It may be remarked too that the permanent magazines of the work and external batteries (the only masonry and bomb-proof buildings there are) would not hold more than 700 or 800 barrels of powder stowed in bulk (not much over 100 rounds for the supposed armament); that there are no filling rooms, &c.; that there were no other storerooms for provisions or other stores than the wooden building mentioned.
I can conceive it, therefore, possible that the garrison might surrender merely form the effects of the cannonade, accompanied with preparations for landing and assault..
Should it not do so the landing must be made, and we may rely upon the investment and continued cannonade or we may assault.
A light field gun would destroy the draw-bridge and gates on the southwest front, and ten, skirmishers being advanced to keep down any fire the parapets, a few planks thrown over the draw-bridge gap would complete a bridge.
In previous pages I stated that the ditches had 6 feet of water in them; so they had, but I am told by Lieutenant Weitzel that they have since filled up very much; that there is not more than 4 feet now.
They are narrow, varying from 30 to 40 feet. A few guns from land batteries at a distance will see enough of the walls to bring them down (party filling the ditch), and facines thrown in would do the rest. The fleet, as before said, might breach the river-front walls, &c. Whether the work is taken by one or the other of these means it cannot hold out long.
This work taken, its guns and the batteries, we would speedily establish on the river banks below, would enfilade every barbette battery of Fort Jackson, and breach the curtain and flanks of the two water fronts; our mortar vessels would shower shells upon it, and our fleet and land forces would cut off all supplies. (This work, like Saint Philip, had not magazine room enough for more than 100 rounds of powder in barrels, and it would be difficult to find room in other casemates destroying their efficiency as gun-rooms.)
By one means or another the work must soon surrender, and with its surrender New Orleans and Louisiana fall, the valley of the Mississippi is conquered.
I took up this subject not foreseeing the conclusions it would lead to in my mind. If those conclusions are correct, there is no operation the Government can undertake which promises so important results. And, moreover, these results cannot be fully obtained without this capture.
To reach New Orleans from Saint Louis implies the consequent of the whole valley down, or, in other words, it implies almost the complete triumph of our arms everywhere.

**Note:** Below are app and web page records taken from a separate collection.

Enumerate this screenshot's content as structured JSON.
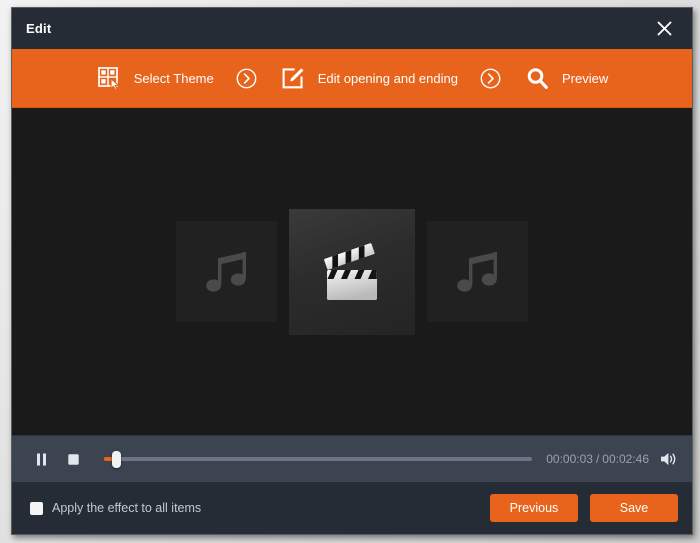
{
  "window": {
    "title": "Edit",
    "close_icon": "close-icon"
  },
  "toolbar": {
    "accent_color": "#e8641c",
    "steps": [
      {
        "label": "Select Theme",
        "icon": "theme-grid-cursor-icon"
      },
      {
        "label": "Edit opening and ending",
        "icon": "edit-pencil-square-icon"
      },
      {
        "label": "Preview",
        "icon": "magnifier-icon"
      }
    ],
    "separator_icon": "chevron-right-circle-icon"
  },
  "preview": {
    "background_color": "#1a1a1a",
    "thumbnails": [
      {
        "icon": "music-note-icon",
        "state": "inactive"
      },
      {
        "icon": "clapperboard-icon",
        "state": "active"
      },
      {
        "icon": "music-note-icon",
        "state": "inactive"
      }
    ]
  },
  "transport": {
    "pause_icon": "pause-icon",
    "stop_icon": "stop-icon",
    "volume_icon": "speaker-volume-icon",
    "seek_percent": 2,
    "current_time": "00:00:03",
    "time_separator": "/",
    "total_time": "00:02:46"
  },
  "footer": {
    "apply_all_label": "Apply the effect to all items",
    "apply_all_checked": false,
    "previous_label": "Previous",
    "save_label": "Save"
  }
}
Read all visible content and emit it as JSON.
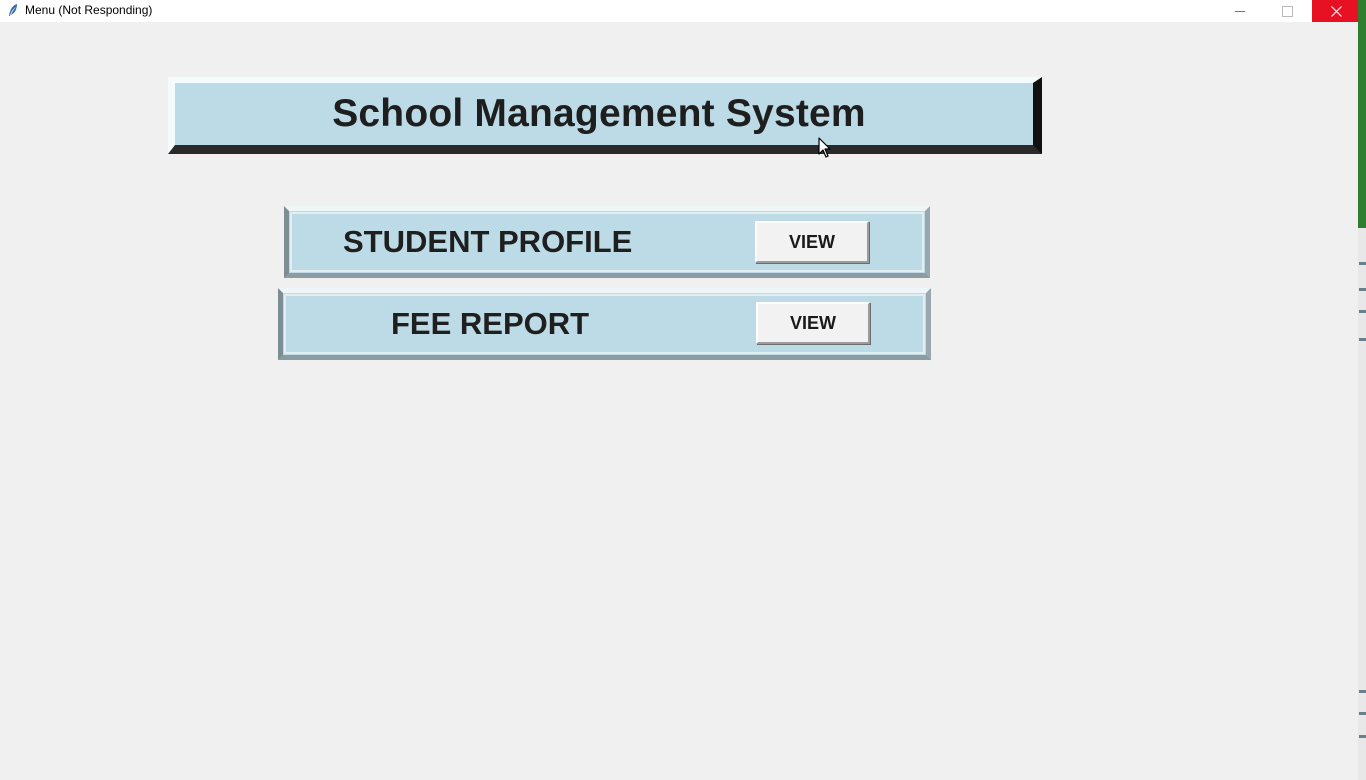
{
  "window": {
    "title": "Menu (Not Responding)",
    "icon": "feather-icon",
    "controls": {
      "minimize": "minimize-icon",
      "maximize": "maximize-icon",
      "close": "close-icon"
    },
    "close_color": "#e81123"
  },
  "header": {
    "title": "School Management System",
    "background": "#bcdbe6"
  },
  "menu": {
    "items": [
      {
        "label": "STUDENT PROFILE",
        "button_label": "VIEW"
      },
      {
        "label": "FEE REPORT",
        "button_label": "VIEW"
      }
    ]
  },
  "colors": {
    "window_bg": "#f0f0f0",
    "panel_bg": "#bcdbe6",
    "button_bg": "#f2f2f2"
  }
}
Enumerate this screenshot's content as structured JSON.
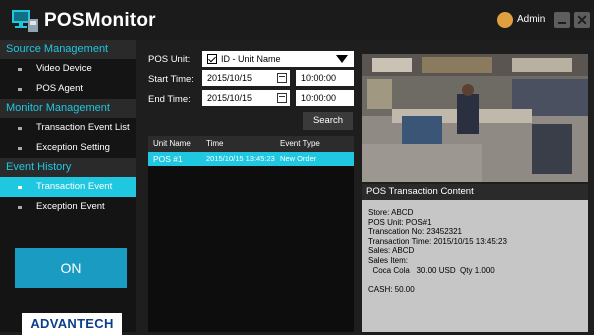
{
  "app": {
    "title": "POSMonitor",
    "user": "Admin"
  },
  "sidebar": {
    "sections": [
      {
        "title": "Source Management",
        "items": [
          "Video Device",
          "POS Agent"
        ]
      },
      {
        "title": "Monitor Management",
        "items": [
          "Transaction Event List",
          "Exception Setting"
        ]
      },
      {
        "title": "Event History",
        "items": [
          "Transaction Event",
          "Exception Event"
        ]
      }
    ],
    "active_item": "Transaction Event",
    "on_button": "ON",
    "brand": "ADVANTECH"
  },
  "form": {
    "pos_unit_label": "POS Unit:",
    "pos_unit_value": "ID - Unit Name",
    "start_label": "Start Time:",
    "start_date": "2015/10/15",
    "start_time": "10:00:00",
    "end_label": "End Time:",
    "end_date": "2015/10/15",
    "end_time": "10:00:00",
    "search": "Search"
  },
  "table": {
    "headers": [
      "Unit Name",
      "Time",
      "Event Type"
    ],
    "rows": [
      [
        "POS #1",
        "2015/10/15 13:45:23",
        "New Order"
      ]
    ]
  },
  "content": {
    "title": "POS Transaction Content",
    "lines": [
      "Store: ABCD",
      "POS Unit: POS#1",
      "Transcation No: 23452321",
      "Transaction Time: 2015/10/15 13:45:23",
      "Sales: ABCD",
      "Sales Item:",
      "  Coca Cola   30.00 USD  Qty 1.000",
      "",
      "CASH: 50.00"
    ]
  },
  "colors": {
    "accent": "#1fc7e0",
    "on_button": "#1a9cc2",
    "brand_text": "#0b3f8b"
  },
  "icons": [
    "monitor-logo-icon",
    "user-icon",
    "minimize-icon",
    "close-icon",
    "calendar-icon",
    "dropdown-arrow-icon",
    "checkbox-icon"
  ]
}
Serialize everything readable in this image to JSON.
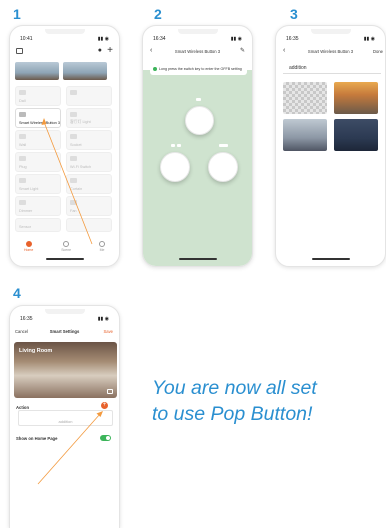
{
  "steps": [
    "1",
    "2",
    "3",
    "4"
  ],
  "colors": {
    "accent": "#2a8fd0",
    "orange": "#e8622c",
    "green": "#cfe3cf",
    "toggle": "#3cb45a"
  },
  "phone1": {
    "time": "10:41",
    "tiles": [
      {
        "label": "Dall",
        "active": false
      },
      {
        "label": "Smart Wireless Button 3",
        "active": true
      },
      {
        "label": "客厅灯 Light",
        "active": false
      },
      {
        "label": "Wall",
        "active": false
      },
      {
        "label": "Socket",
        "active": false
      },
      {
        "label": "Plug",
        "active": false
      },
      {
        "label": "Wi-Fi Switch",
        "active": false
      },
      {
        "label": "Smart Light",
        "active": false
      },
      {
        "label": "Curtain",
        "active": false
      },
      {
        "label": "Dimmer",
        "active": false
      },
      {
        "label": "Fan",
        "active": false
      },
      {
        "label": "Sensor",
        "active": false
      }
    ],
    "tabs": [
      "Home",
      "Scene",
      "Me"
    ]
  },
  "phone2": {
    "time": "16:34",
    "title": "Smart Wireless Button 3",
    "hint": "Long press the switch key to enter the OFFB setting"
  },
  "phone3": {
    "time": "16:35",
    "title": "Smart Wireless Button 3",
    "done": "Done",
    "search_value": "addition"
  },
  "phone4": {
    "time": "16:35",
    "cancel": "Cancel",
    "title": "Smart Settings",
    "save": "Save",
    "room_label": "Living Room",
    "action_label": "Action",
    "field_placeholder": "addition",
    "show_home": "Show on Home Page"
  },
  "message": {
    "line1": "You are now all set",
    "line2": "to use Pop Button!"
  }
}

To capture New Orleans from the mouths is, without waiting any such problematical result, to take a great stride toward obtaining complete triumph for our arms.
But to pass these works merely with a fleet and appear before New Orleans is merely a raid, no capture. New Orleans and the river cannot be held until communications are perfectly established. They are more easily and more perfectly established by the mouths of the river than by the lakes.
The avenues from the lakes can only be reached by light craft, and these are mere bayous, through swamps and narrow defiles, along canals easily obstructed, easily defended; and, moreover, these avenues are now all permanently fortified.